▶ _ASSIGNMENT_
What you return must be every line below that includes the word "title".
•••
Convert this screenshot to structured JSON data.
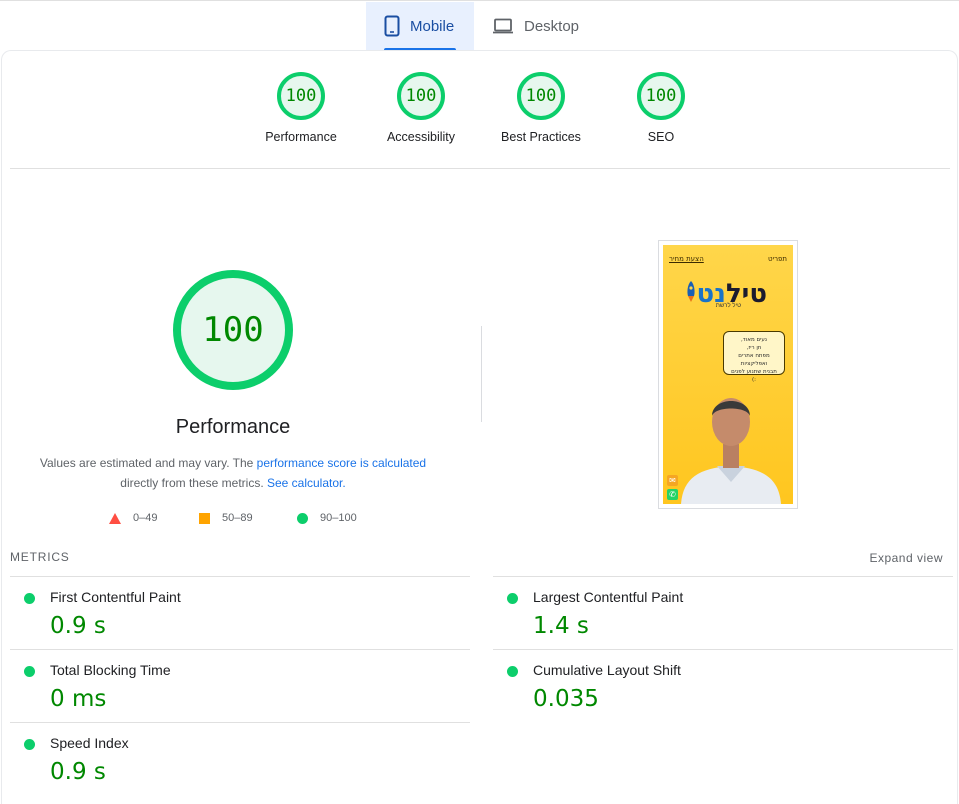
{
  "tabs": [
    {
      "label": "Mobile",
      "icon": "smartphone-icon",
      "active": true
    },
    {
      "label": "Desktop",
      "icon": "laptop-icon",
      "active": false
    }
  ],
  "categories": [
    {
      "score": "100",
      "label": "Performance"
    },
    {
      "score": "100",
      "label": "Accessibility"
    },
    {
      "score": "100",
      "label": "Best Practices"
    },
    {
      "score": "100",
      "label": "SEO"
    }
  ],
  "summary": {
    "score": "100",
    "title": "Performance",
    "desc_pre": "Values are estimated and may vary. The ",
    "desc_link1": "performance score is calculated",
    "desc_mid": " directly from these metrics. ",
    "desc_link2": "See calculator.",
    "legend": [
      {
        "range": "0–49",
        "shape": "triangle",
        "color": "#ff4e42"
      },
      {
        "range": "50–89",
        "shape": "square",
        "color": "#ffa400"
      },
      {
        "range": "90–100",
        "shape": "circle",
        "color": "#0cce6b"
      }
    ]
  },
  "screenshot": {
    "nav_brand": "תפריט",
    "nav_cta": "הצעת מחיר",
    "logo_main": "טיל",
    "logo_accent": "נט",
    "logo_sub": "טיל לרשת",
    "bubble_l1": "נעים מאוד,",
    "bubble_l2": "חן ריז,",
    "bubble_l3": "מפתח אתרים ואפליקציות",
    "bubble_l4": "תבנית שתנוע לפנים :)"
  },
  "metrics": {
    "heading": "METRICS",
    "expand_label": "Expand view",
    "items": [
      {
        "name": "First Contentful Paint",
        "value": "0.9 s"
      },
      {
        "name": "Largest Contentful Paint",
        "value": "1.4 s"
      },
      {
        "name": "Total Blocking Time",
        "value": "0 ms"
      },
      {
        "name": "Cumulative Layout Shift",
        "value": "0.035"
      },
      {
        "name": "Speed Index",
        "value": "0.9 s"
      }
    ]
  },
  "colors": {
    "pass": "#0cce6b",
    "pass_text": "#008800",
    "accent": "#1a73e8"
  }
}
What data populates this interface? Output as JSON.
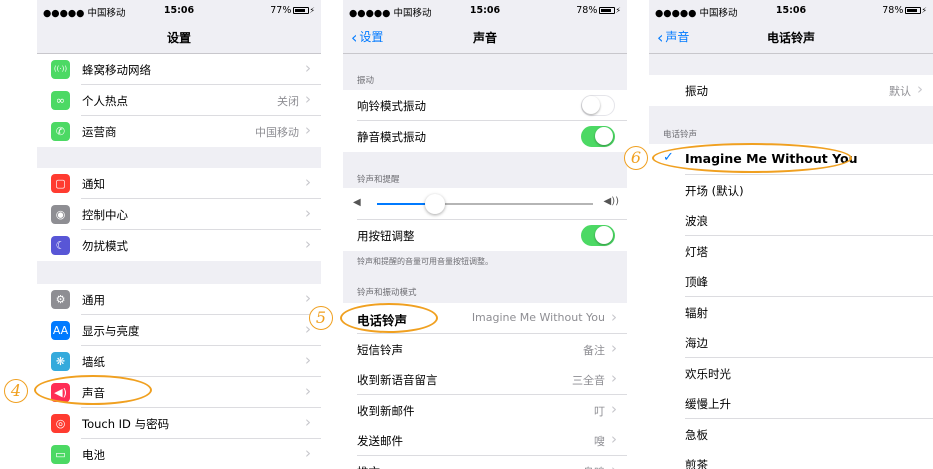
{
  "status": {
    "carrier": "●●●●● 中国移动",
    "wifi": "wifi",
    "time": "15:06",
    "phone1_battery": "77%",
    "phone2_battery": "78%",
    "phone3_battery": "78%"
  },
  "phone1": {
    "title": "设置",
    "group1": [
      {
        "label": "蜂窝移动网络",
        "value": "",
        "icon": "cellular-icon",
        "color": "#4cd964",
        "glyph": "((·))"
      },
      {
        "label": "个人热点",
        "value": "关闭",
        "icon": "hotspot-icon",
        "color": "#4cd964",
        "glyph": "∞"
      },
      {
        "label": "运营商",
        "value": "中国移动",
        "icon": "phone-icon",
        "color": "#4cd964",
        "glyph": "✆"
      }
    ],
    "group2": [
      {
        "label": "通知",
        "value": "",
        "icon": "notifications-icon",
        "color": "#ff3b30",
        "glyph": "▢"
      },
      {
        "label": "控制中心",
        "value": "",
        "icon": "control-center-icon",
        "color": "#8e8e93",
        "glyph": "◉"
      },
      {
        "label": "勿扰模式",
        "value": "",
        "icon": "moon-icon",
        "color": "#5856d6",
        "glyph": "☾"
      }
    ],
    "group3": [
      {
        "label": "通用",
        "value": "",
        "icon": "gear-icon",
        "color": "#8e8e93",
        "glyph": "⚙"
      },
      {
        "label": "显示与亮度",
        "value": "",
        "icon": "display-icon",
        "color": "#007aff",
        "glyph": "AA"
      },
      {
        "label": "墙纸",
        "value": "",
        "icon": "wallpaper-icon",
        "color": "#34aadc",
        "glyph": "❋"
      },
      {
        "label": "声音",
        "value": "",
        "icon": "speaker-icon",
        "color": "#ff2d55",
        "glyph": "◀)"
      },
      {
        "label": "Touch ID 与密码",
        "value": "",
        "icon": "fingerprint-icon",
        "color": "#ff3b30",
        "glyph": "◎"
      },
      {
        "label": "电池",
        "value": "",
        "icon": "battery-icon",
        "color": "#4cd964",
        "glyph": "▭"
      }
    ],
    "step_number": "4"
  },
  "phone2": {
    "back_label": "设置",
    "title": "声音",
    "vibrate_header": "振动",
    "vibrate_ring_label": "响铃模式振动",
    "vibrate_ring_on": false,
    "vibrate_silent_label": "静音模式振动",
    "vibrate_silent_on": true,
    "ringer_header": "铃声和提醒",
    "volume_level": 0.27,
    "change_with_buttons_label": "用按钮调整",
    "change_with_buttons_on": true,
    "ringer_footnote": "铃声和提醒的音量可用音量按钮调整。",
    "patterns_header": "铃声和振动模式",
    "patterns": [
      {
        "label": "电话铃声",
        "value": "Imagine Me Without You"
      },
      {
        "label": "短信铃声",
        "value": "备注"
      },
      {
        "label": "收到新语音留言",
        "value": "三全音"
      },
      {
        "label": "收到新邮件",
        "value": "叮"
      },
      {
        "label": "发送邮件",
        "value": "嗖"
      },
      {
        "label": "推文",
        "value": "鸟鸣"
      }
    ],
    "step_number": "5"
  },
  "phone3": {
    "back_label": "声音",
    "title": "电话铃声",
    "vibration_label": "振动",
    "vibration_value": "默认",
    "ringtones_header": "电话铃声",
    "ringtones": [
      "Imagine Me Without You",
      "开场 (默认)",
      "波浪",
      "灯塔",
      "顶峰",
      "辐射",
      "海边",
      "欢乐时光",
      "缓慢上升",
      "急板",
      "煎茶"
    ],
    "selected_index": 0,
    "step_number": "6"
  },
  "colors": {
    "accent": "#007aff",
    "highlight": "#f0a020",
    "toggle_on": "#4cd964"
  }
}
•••
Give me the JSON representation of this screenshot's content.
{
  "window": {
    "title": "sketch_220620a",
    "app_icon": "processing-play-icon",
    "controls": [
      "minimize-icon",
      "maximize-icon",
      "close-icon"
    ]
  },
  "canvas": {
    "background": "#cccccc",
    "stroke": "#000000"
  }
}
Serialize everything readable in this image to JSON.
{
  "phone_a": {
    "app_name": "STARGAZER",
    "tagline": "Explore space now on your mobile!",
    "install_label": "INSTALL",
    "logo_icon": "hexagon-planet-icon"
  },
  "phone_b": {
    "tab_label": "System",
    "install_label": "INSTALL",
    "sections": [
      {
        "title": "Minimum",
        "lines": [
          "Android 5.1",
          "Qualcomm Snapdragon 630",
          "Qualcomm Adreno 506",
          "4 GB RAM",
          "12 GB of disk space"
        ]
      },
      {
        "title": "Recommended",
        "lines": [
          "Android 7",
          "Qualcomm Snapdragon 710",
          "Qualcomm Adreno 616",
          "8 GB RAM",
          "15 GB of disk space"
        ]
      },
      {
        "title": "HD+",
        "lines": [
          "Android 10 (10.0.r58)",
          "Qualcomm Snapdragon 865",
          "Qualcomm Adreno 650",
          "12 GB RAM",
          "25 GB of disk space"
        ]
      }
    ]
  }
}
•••
▶ _SOLUTION BELOW_
    "title": "Performance",
    "title": "设置",
    "title": "声音",
    "title": "电话铃声",
    "title": "sketch_220620a",
        "title": "Minimum",
        "title": "Recommended",
        "title": "HD+",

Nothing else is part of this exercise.